Task brief - Whenever "label" appears in a line, please copy that line from the data.

▬▬▬

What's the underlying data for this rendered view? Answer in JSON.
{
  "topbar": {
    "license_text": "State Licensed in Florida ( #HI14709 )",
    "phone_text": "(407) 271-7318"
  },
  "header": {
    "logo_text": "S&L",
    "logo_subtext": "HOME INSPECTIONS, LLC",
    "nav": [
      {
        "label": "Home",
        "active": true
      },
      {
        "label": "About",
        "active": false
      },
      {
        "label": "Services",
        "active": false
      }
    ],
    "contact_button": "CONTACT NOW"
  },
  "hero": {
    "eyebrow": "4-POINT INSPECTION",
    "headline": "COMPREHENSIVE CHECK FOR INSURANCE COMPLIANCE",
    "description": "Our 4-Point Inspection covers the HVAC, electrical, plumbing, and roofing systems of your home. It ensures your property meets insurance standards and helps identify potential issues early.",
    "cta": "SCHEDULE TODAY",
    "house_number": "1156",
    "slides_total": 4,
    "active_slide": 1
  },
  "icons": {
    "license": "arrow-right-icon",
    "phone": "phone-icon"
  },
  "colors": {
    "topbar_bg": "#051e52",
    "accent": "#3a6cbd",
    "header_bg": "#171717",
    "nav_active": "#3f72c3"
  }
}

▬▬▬

Answer section -
        "label": "Home",
        "label": "About",
        "label": "Services",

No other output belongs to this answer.